:: Problem to work on ::
Set down all of the data exactly as it appears.

==========

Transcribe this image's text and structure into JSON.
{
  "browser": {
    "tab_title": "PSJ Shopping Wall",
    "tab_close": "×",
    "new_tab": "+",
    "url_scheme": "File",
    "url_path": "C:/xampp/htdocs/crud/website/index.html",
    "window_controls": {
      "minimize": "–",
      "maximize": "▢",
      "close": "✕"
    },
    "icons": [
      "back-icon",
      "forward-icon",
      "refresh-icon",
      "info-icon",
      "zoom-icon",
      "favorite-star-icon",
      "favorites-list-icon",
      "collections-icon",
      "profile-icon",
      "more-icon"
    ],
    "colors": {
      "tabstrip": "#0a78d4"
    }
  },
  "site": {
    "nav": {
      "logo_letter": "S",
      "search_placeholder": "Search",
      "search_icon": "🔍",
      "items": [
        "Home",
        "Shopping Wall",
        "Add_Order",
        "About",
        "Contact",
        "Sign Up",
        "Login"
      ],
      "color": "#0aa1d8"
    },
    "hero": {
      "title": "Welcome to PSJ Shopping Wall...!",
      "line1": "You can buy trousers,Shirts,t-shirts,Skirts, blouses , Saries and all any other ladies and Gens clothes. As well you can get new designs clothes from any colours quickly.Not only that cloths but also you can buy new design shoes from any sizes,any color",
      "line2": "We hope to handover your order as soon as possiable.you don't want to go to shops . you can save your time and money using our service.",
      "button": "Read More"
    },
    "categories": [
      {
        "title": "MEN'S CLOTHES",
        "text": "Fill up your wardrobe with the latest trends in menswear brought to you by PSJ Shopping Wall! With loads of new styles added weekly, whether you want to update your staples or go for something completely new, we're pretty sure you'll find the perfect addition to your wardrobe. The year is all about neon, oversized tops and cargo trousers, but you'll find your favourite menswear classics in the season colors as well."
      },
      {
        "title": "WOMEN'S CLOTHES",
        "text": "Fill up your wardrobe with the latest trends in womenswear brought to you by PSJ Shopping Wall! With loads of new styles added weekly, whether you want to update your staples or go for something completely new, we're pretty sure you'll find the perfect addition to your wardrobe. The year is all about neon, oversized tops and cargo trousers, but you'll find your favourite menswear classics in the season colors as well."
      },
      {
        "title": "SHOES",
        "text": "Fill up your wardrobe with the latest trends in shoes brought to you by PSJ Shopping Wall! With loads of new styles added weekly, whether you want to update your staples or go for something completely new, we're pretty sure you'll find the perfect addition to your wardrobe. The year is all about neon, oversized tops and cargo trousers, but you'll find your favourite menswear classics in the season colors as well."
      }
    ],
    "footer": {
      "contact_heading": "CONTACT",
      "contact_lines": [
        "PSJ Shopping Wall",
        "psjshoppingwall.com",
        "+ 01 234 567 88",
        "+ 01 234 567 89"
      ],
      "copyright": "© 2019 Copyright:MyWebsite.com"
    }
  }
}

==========

:: Solved exercise ::
Transcribe this image's text and structure into JSON.
{
  "browser": {
    "tab_title": "PSJ Shopping Wall",
    "tab_close": "×",
    "new_tab": "+",
    "url_scheme": "File",
    "url_path": "C:/xampp/htdocs/crud/website/index.html",
    "window_controls": {
      "minimize": "–",
      "maximize": "▢",
      "close": "✕"
    },
    "icons": [
      "back-icon",
      "forward-icon",
      "refresh-icon",
      "info-icon",
      "zoom-icon",
      "favorite-star-icon",
      "favorites-list-icon",
      "collections-icon",
      "profile-icon",
      "more-icon"
    ],
    "colors": {
      "tabstrip": "#0a78d4"
    }
  },
  "site": {
    "nav": {
      "logo_letter": "S",
      "search_placeholder": "Search",
      "search_icon": "🔍",
      "items": [
        "Home",
        "Shopping Wall",
        "Add_Order",
        "About",
        "Contact",
        "Sign Up",
        "Login"
      ],
      "color": "#0aa1d8"
    },
    "hero": {
      "title": "Welcome to PSJ Shopping Wall...!",
      "line1": "You can buy trousers,Shirts,t-shirts,Skirts, blouses , Saries and all any other ladies and Gens clothes. As well you can get new designs clothes from any colours quickly.Not only that cloths but also you can buy new design shoes from any sizes,any color",
      "line2": "We hope to handover your order as soon as possiable.you don't want to go to shops . you can save your time and money using our service.",
      "button": "Read More"
    },
    "categories": [
      {
        "title": "MEN'S CLOTHES",
        "text": "Fill up your wardrobe with the latest trends in menswear brought to you by PSJ Shopping Wall! With loads of new styles added weekly, whether you want to update your staples or go for something completely new, we're pretty sure you'll find the perfect addition to your wardrobe. The year is all about neon, oversized tops and cargo trousers, but you'll find your favourite menswear classics in the season colors as well."
      },
      {
        "title": "WOMEN'S CLOTHES",
        "text": "Fill up your wardrobe with the latest trends in womenswear brought to you by PSJ Shopping Wall! With loads of new styles added weekly, whether you want to update your staples or go for something completely new, we're pretty sure you'll find the perfect addition to your wardrobe. The year is all about neon, oversized tops and cargo trousers, but you'll find your favourite menswear classics in the season colors as well."
      },
      {
        "title": "SHOES",
        "text": "Fill up your wardrobe with the latest trends in shoes brought to you by PSJ Shopping Wall! With loads of new styles added weekly, whether you want to update your staples or go for something completely new, we're pretty sure you'll find the perfect addition to your wardrobe. The year is all about neon, oversized tops and cargo trousers, but you'll find your favourite menswear classics in the season colors as well."
      }
    ],
    "footer": {
      "contact_heading": "CONTACT",
      "contact_lines": [
        "PSJ Shopping Wall",
        "psjshoppingwall.com",
        "+ 01 234 567 88",
        "+ 01 234 567 89"
      ],
      "copyright": "© 2019 Copyright:MyWebsite.com"
    }
  }
}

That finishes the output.